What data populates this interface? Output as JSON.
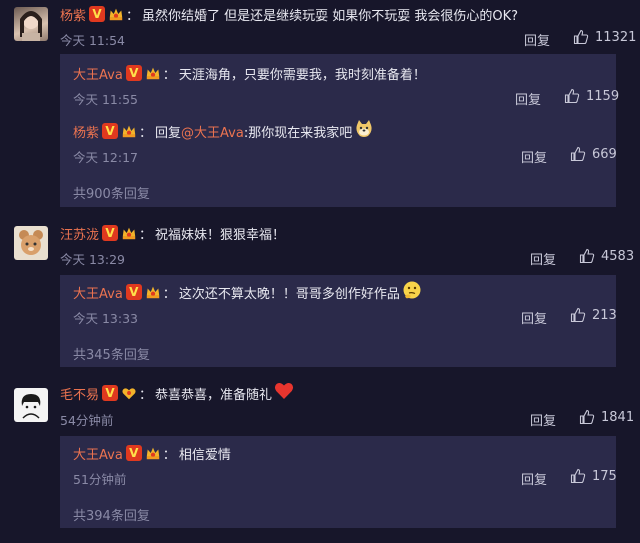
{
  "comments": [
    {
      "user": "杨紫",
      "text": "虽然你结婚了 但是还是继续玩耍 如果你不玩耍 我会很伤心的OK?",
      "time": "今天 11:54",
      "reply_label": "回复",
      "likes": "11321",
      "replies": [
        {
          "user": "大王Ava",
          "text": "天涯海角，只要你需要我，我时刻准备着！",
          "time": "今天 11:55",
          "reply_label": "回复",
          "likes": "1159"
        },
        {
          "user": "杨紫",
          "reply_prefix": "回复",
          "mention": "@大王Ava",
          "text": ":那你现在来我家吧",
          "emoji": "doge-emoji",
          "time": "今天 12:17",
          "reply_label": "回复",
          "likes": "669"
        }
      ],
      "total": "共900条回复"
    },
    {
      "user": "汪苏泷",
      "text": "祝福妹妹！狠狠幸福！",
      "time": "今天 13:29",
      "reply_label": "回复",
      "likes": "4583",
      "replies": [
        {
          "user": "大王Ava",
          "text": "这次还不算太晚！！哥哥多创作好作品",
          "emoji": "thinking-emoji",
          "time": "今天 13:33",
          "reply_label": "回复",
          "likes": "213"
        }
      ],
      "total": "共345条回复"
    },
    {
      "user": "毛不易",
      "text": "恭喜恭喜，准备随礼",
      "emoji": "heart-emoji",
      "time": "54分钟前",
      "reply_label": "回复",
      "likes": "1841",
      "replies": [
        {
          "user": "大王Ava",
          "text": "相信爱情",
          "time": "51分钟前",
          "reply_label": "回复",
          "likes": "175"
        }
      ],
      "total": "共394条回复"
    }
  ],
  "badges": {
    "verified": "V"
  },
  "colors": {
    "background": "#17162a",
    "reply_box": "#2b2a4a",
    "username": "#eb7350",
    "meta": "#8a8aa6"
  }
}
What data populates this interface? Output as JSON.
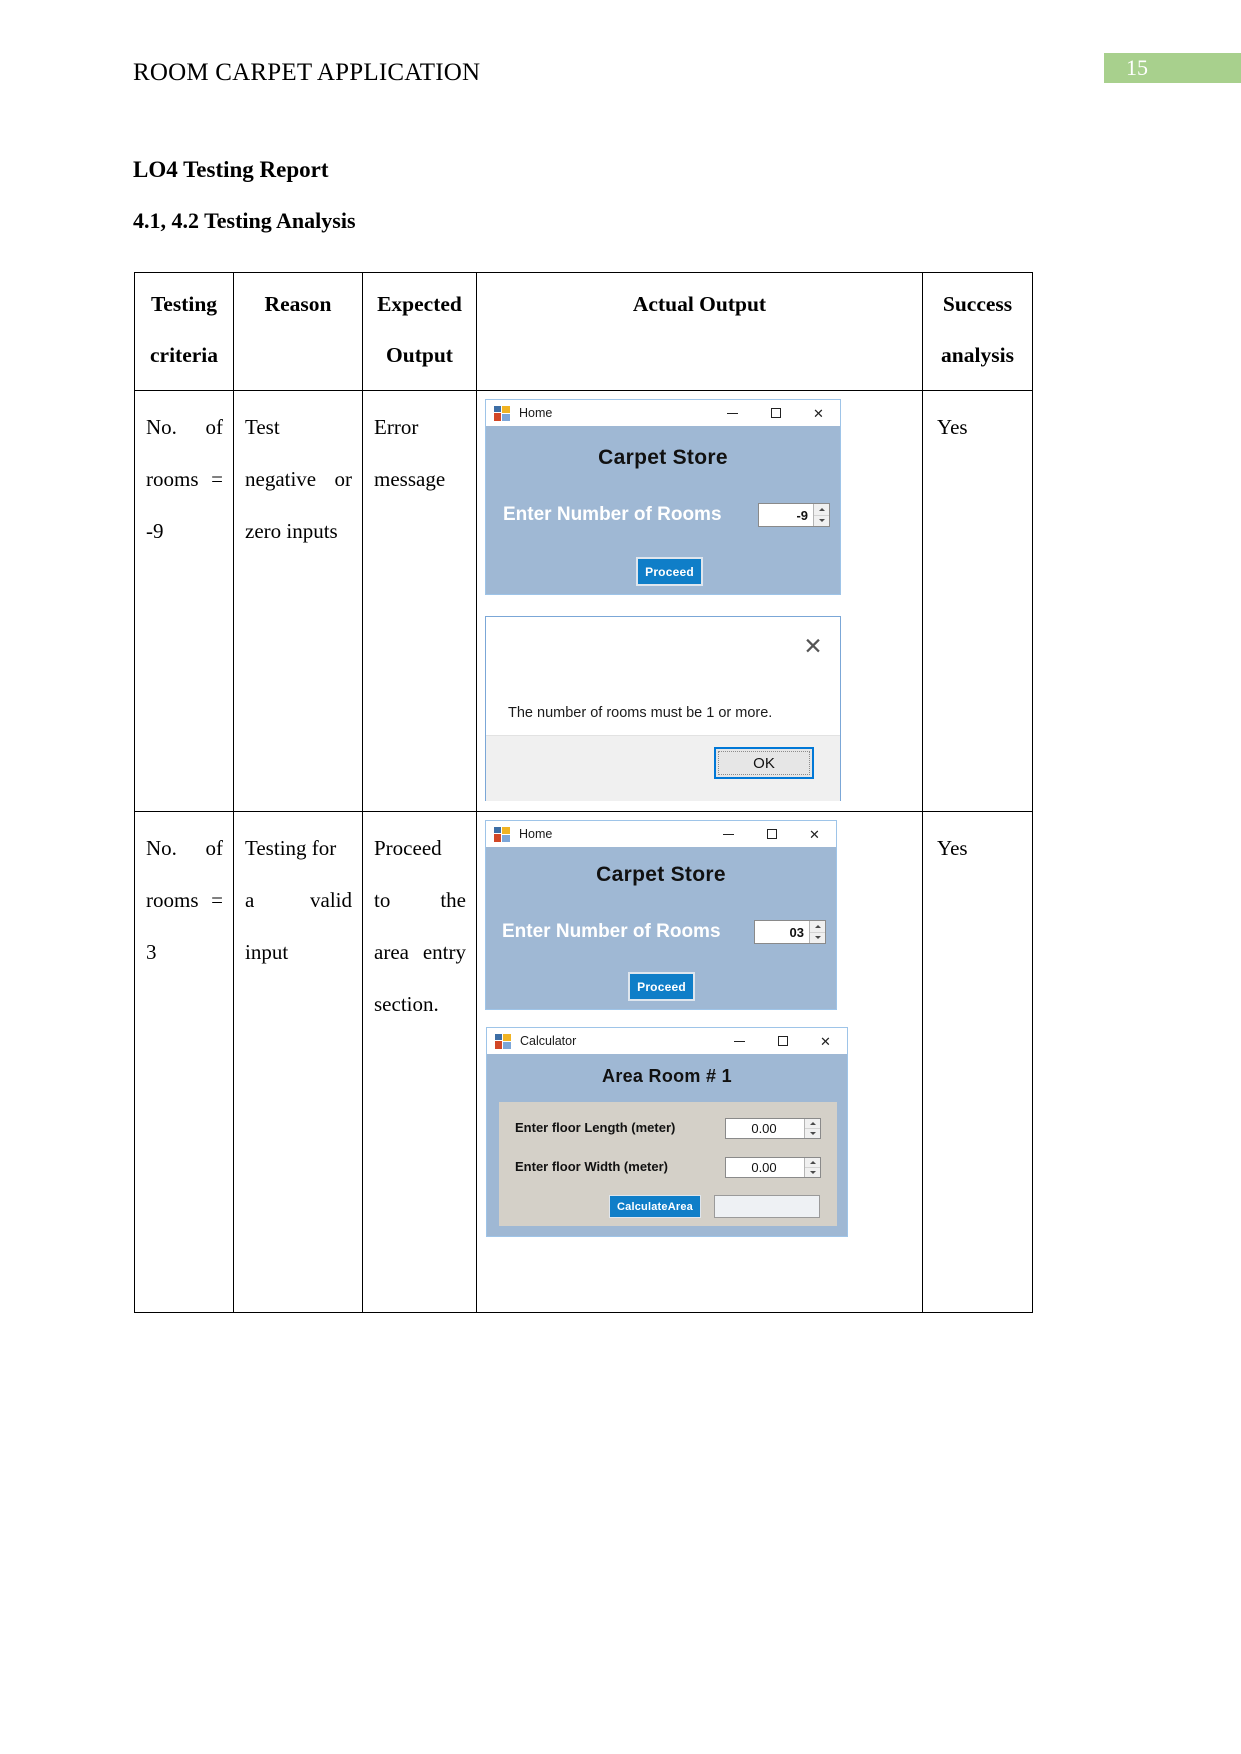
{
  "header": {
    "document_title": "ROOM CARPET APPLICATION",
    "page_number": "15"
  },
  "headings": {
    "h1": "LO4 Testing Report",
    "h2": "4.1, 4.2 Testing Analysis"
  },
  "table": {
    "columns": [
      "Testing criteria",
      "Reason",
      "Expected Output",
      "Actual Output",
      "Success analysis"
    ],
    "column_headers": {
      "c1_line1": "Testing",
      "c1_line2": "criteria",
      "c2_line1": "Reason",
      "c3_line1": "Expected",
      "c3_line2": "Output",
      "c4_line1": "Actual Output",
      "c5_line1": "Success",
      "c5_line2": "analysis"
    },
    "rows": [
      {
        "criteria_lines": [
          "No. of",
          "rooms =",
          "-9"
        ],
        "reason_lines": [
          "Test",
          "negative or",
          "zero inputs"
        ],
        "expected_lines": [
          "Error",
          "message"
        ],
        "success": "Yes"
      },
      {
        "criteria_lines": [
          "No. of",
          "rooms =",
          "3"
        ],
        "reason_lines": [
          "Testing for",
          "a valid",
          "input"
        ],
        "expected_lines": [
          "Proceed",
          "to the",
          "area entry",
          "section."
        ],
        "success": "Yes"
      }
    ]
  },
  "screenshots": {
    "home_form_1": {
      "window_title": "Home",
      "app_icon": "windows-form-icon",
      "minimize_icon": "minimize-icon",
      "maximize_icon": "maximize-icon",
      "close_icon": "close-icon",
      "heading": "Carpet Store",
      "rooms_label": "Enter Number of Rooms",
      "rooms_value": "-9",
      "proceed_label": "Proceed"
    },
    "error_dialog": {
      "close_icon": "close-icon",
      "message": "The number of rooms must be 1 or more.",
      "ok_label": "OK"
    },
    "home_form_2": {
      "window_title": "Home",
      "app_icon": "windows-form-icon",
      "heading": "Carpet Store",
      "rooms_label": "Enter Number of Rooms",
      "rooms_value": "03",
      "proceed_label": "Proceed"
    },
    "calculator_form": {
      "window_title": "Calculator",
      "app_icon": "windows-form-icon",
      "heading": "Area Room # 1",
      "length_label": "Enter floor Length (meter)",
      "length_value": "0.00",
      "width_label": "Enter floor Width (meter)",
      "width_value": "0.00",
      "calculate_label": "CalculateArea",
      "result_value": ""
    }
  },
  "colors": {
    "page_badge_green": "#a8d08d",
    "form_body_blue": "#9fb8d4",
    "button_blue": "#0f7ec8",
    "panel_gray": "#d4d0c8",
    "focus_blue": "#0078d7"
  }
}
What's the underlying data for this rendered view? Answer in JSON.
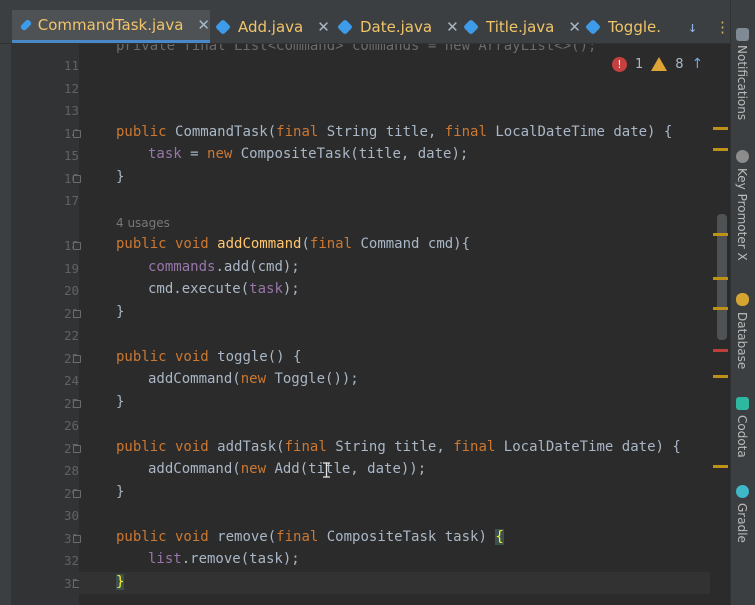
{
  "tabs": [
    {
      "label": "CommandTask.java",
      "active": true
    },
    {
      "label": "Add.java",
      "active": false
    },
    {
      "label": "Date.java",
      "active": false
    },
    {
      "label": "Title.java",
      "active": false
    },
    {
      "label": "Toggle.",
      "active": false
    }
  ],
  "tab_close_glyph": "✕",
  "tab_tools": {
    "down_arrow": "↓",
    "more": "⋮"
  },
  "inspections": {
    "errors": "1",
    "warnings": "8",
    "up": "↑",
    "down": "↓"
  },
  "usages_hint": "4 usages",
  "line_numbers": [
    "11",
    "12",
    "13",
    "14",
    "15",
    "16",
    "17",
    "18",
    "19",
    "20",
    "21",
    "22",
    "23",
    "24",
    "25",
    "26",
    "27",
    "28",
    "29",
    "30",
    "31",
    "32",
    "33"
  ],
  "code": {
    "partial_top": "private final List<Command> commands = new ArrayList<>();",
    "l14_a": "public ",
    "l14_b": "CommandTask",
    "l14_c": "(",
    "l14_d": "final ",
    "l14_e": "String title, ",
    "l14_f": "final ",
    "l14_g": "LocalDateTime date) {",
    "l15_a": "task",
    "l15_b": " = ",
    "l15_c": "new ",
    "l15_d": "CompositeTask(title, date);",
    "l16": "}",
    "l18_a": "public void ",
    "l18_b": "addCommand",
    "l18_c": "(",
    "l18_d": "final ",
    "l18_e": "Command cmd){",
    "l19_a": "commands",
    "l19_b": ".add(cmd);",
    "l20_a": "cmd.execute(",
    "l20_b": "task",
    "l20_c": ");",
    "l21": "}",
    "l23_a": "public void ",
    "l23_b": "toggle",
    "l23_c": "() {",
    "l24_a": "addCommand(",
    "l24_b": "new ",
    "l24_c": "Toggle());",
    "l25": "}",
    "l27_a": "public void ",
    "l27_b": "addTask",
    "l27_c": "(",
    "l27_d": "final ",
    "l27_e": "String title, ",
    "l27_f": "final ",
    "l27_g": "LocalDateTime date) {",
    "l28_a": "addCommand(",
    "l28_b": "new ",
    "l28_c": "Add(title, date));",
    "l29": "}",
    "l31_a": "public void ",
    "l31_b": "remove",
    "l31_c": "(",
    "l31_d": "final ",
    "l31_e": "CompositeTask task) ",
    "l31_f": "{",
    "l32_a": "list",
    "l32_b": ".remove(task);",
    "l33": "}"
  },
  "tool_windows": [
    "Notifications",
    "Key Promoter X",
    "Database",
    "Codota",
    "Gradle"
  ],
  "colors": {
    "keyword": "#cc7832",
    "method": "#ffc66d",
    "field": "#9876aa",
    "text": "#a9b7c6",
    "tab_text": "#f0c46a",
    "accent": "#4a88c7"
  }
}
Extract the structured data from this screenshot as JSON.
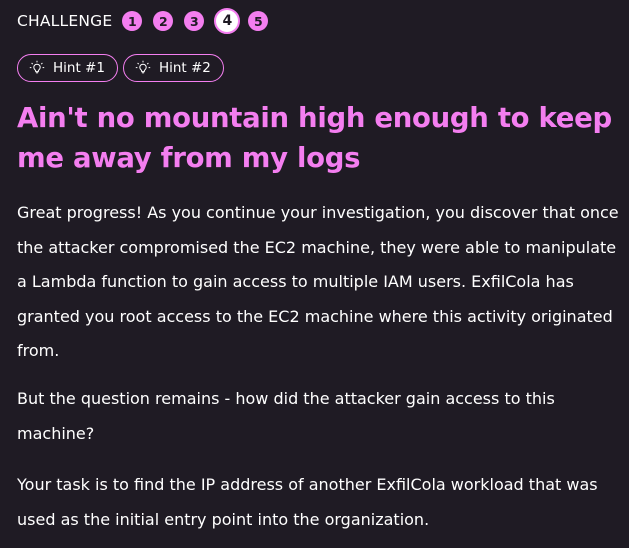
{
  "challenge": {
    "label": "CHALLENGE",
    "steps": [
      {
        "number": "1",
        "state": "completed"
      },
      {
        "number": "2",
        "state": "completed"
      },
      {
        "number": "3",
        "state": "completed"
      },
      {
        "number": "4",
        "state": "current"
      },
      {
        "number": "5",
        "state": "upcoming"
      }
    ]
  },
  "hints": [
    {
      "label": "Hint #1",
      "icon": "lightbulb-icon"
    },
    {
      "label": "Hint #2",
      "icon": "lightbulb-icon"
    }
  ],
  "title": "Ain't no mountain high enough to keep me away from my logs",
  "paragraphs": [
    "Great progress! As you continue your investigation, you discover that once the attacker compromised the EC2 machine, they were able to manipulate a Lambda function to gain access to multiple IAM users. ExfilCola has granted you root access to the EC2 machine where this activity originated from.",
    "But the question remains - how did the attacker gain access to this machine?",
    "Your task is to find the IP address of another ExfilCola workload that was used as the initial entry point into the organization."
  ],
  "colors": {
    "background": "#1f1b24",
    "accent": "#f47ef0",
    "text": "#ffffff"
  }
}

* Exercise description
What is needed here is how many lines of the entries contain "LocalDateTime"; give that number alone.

* Written answer
2